* Problem statement
The entries follow. Print each one exactly.

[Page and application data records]
>>>>>

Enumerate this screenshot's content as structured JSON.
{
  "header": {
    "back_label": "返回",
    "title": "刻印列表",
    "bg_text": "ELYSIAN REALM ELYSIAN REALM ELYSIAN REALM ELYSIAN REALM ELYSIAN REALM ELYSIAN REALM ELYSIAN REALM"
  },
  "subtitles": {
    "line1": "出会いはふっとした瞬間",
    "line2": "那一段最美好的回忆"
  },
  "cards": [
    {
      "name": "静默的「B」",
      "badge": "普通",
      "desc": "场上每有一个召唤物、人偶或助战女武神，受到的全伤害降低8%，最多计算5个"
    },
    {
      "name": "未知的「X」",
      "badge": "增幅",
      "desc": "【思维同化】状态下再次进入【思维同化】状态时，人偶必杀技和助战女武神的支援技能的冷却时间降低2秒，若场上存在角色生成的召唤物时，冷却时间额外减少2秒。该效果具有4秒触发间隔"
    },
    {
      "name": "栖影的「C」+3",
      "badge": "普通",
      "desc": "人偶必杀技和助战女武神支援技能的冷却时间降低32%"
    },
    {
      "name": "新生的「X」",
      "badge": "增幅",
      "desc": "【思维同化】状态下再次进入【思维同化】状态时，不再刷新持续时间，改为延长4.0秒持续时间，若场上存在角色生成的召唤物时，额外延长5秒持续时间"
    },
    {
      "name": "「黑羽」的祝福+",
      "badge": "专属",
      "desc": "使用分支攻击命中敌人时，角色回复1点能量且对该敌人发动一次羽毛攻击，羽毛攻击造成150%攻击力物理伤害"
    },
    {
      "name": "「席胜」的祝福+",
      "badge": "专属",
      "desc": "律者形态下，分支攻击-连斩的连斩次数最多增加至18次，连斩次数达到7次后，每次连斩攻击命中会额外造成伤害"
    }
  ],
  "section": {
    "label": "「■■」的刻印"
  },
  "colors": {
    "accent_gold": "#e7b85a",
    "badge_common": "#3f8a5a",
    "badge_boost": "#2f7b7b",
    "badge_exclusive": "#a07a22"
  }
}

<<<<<

* Expected answer
Enumerate this screenshot's content as structured JSON.
{
  "header": {
    "back_label": "返回",
    "title": "刻印列表",
    "bg_text": "ELYSIAN REALM ELYSIAN REALM ELYSIAN REALM ELYSIAN REALM ELYSIAN REALM ELYSIAN REALM ELYSIAN REALM"
  },
  "subtitles": {
    "line1": "出会いはふっとした瞬間",
    "line2": "那一段最美好的回忆"
  },
  "cards": [
    {
      "name": "静默的「B」",
      "badge": "普通",
      "desc": "场上每有一个召唤物、人偶或助战女武神，受到的全伤害降低8%，最多计算5个"
    },
    {
      "name": "未知的「X」",
      "badge": "增幅",
      "desc": "【思维同化】状态下再次进入【思维同化】状态时，人偶必杀技和助战女武神的支援技能的冷却时间降低2秒，若场上存在角色生成的召唤物时，冷却时间额外减少2秒。该效果具有4秒触发间隔"
    },
    {
      "name": "栖影的「C」+3",
      "badge": "普通",
      "desc": "人偶必杀技和助战女武神支援技能的冷却时间降低32%"
    },
    {
      "name": "新生的「X」",
      "badge": "增幅",
      "desc": "【思维同化】状态下再次进入【思维同化】状态时，不再刷新持续时间，改为延长4.0秒持续时间，若场上存在角色生成的召唤物时，额外延长5秒持续时间"
    },
    {
      "name": "「黑羽」的祝福+",
      "badge": "专属",
      "desc": "使用分支攻击命中敌人时，角色回复1点能量且对该敌人发动一次羽毛攻击，羽毛攻击造成150%攻击力物理伤害"
    },
    {
      "name": "「席胜」的祝福+",
      "badge": "专属",
      "desc": "律者形态下，分支攻击-连斩的连斩次数最多增加至18次，连斩次数达到7次后，每次连斩攻击命中会额外造成伤害"
    }
  ],
  "section": {
    "label": "「■■」的刻印"
  },
  "colors": {
    "accent_gold": "#e7b85a",
    "badge_common": "#3f8a5a",
    "badge_boost": "#2f7b7b",
    "badge_exclusive": "#a07a22"
  }
}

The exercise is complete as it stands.